Marshall Wexler's Brilliant Career
In 1963 I was twenty-eight years old, a newly-minted Ph.D. in political philosophy from the University of Chicago, and spending the year as a visiting assistant professor at Harvard. Harvard was having a look at me for a tenure-track appointment in the department of government, and I was having a close look at Harvard, and was rather amazed at what I saw. I had passed my entire educational life in Chicago, in Hyde Park between 57th and 59th Streets, going as a kid to the University’s Lab School, thence to the College, and then on to graduate school in the philosophy department. Intellectually, the University of Chicago was competitive and international—peppered with German refugee scholars and, as I would only later realize, not quite first-class Englishmen—but socially it didn’t exist. So I was surprised at what I discovered at Harvard, where the social element, or so it seemed to me, was quite strong if not absolutely central.
This was evident throughout the university, but nowhere more so than among undergraduates, those little demons of sophistication. How different they seemed from the earnest, often rather dour, usually somewhat neurotic undergraduates at Chicago, their heavily underlined Modern Library copies of Plato and Aristotle under their arms, always ready for yet another discussion of what constitutes the Good Life. At Harvard, it struck me, undergraduates did not need to discuss the Good Life because, without anyone having to tell them about it, they knew they were already living it. What went on in the classrooms at Harvard, at least in non-scientific subjects like my own, seemed of less than primary interest to the students. At Harvard a teacher was expected to be brilliant, but above all to be fresh and entertaining, rather like a bright, charming movie. The main point is that what went on in the classroom could not have held much importance, because the most important thing in these students’ lives had already happened—namely, they had been accepted at Harvard.

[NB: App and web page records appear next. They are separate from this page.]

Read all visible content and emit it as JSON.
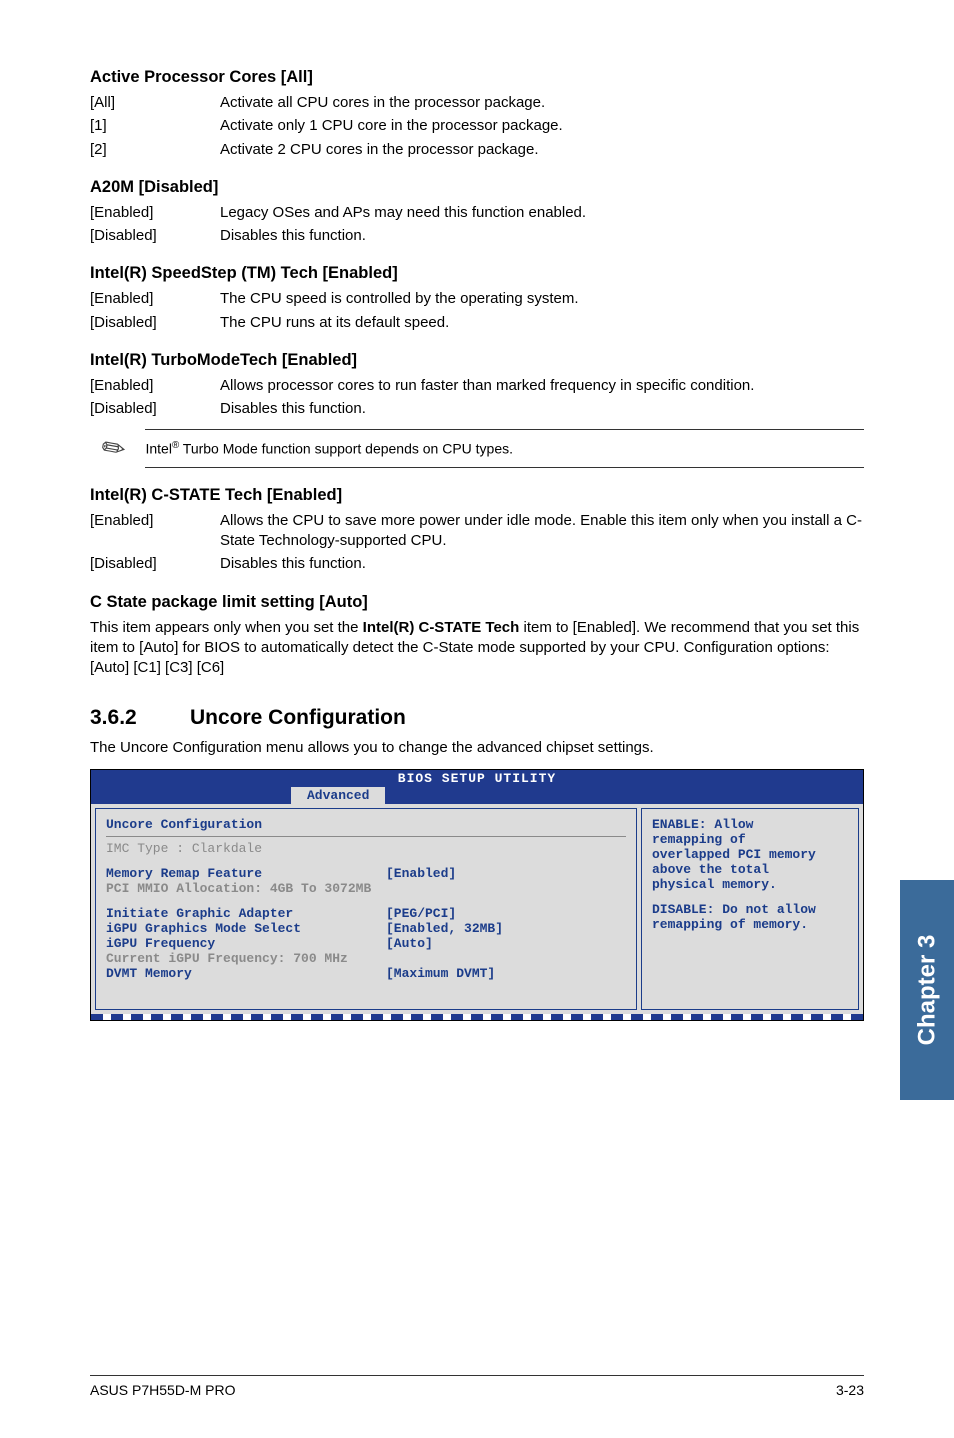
{
  "sections": {
    "activeCores": {
      "heading": "Active Processor Cores [All]",
      "rows": [
        {
          "term": "[All]",
          "desc": "Activate all CPU cores in the processor package."
        },
        {
          "term": "[1]",
          "desc": "Activate only 1 CPU core in the processor package."
        },
        {
          "term": "[2]",
          "desc": "Activate 2 CPU cores in the processor package."
        }
      ]
    },
    "a20m": {
      "heading": "A20M [Disabled]",
      "rows": [
        {
          "term": "[Enabled]",
          "desc": "Legacy OSes and APs may need this function enabled."
        },
        {
          "term": "[Disabled]",
          "desc": "Disables this function."
        }
      ]
    },
    "speedstep": {
      "heading": "Intel(R) SpeedStep (TM) Tech [Enabled]",
      "rows": [
        {
          "term": "[Enabled]",
          "desc": "The CPU speed is controlled by the operating system."
        },
        {
          "term": "[Disabled]",
          "desc": "The CPU runs at its default speed."
        }
      ]
    },
    "turbo": {
      "heading": "Intel(R) TurboModeTech [Enabled]",
      "rows": [
        {
          "term": "[Enabled]",
          "desc": "Allows processor cores to run faster than marked frequency in specific condition."
        },
        {
          "term": "[Disabled]",
          "desc": "Disables this function."
        }
      ],
      "note_pre": "Intel",
      "note_post": " Turbo Mode function support depends on CPU types."
    },
    "cstate": {
      "heading": "Intel(R) C-STATE Tech [Enabled]",
      "rows": [
        {
          "term": "[Enabled]",
          "desc": "Allows the CPU to save more power under idle mode. Enable this item only when you install a C-State Technology-supported CPU."
        },
        {
          "term": "[Disabled]",
          "desc": "Disables this function."
        }
      ]
    },
    "climit": {
      "heading": "C State package limit setting [Auto]",
      "body_pre": "This item appears only when you set the ",
      "body_bold": "Intel(R) C-STATE Tech",
      "body_post": " item to [Enabled]. We recommend that you set this item to [Auto] for BIOS to automatically detect the C-State mode supported by your CPU. Configuration options: [Auto] [C1] [C3] [C6]"
    }
  },
  "uncore": {
    "num": "3.6.2",
    "title": "Uncore Configuration",
    "intro": "The Uncore Configuration menu allows you to change the advanced chipset settings."
  },
  "bios": {
    "title": "BIOS SETUP UTILITY",
    "tab": "Advanced",
    "left": {
      "cfgtitle": "Uncore Configuration",
      "imc": "IMC Type : Clarkdale",
      "memRemap": {
        "label": "Memory Remap Feature",
        "value": "[Enabled]"
      },
      "pciMmio": " PCI MMIO Allocation: 4GB To 3072MB",
      "initGraphic": {
        "label": "Initiate Graphic Adapter",
        "value": "[PEG/PCI]"
      },
      "igpuMode": {
        "label": "iGPU Graphics Mode Select",
        "value": "[Enabled, 32MB]"
      },
      "igpuFreq": {
        "label": "iGPU Frequency",
        "value": "[Auto]"
      },
      "curFreq": " Current iGPU Frequency: 700 MHz",
      "dvmt": {
        "label": "DVMT Memory",
        "value": "[Maximum DVMT]"
      }
    },
    "right": {
      "l1": "ENABLE: Allow",
      "l2": "remapping of",
      "l3": "overlapped PCI memory",
      "l4": "above the total",
      "l5": "physical memory.",
      "l6": "DISABLE: Do not allow",
      "l7": "remapping of memory."
    }
  },
  "sidetab": "Chapter 3",
  "footer": {
    "left": "ASUS P7H55D-M PRO",
    "right": "3-23"
  }
}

About the Author
Joseph Epstein is a regular contributor to COMMENTARY.